[App and web page records]
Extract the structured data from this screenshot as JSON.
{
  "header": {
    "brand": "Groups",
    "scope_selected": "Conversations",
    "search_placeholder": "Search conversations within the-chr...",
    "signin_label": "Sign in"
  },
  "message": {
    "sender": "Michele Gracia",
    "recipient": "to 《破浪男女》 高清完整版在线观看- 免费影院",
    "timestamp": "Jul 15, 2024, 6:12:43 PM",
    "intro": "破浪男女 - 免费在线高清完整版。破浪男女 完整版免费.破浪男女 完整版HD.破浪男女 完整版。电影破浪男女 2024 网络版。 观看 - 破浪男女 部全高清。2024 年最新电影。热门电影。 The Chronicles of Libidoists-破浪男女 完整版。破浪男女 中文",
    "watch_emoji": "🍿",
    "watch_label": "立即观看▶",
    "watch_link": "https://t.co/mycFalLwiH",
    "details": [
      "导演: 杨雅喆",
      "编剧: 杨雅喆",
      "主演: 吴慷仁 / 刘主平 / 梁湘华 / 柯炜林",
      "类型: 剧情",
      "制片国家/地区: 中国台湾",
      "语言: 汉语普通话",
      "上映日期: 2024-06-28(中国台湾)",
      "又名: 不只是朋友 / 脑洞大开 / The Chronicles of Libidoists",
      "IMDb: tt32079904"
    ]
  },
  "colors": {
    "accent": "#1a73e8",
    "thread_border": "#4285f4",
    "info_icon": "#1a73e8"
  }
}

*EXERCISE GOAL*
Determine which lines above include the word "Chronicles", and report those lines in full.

*ANSWER BOX*
    "intro": "破浪男女 - 免费在线高清完整版。破浪男女 完整版免费.破浪男女 完整版HD.破浪男女 完整版。电影破浪男女 2024 网络版。 观看 - 破浪男女 部全高清。2024 年最新电影。热门电影。 The Chronicles of Libidoists-破浪男女 完整版。破浪男女 中文",
      "又名: 不只是朋友 / 脑洞大开 / The Chronicles of Libidoists",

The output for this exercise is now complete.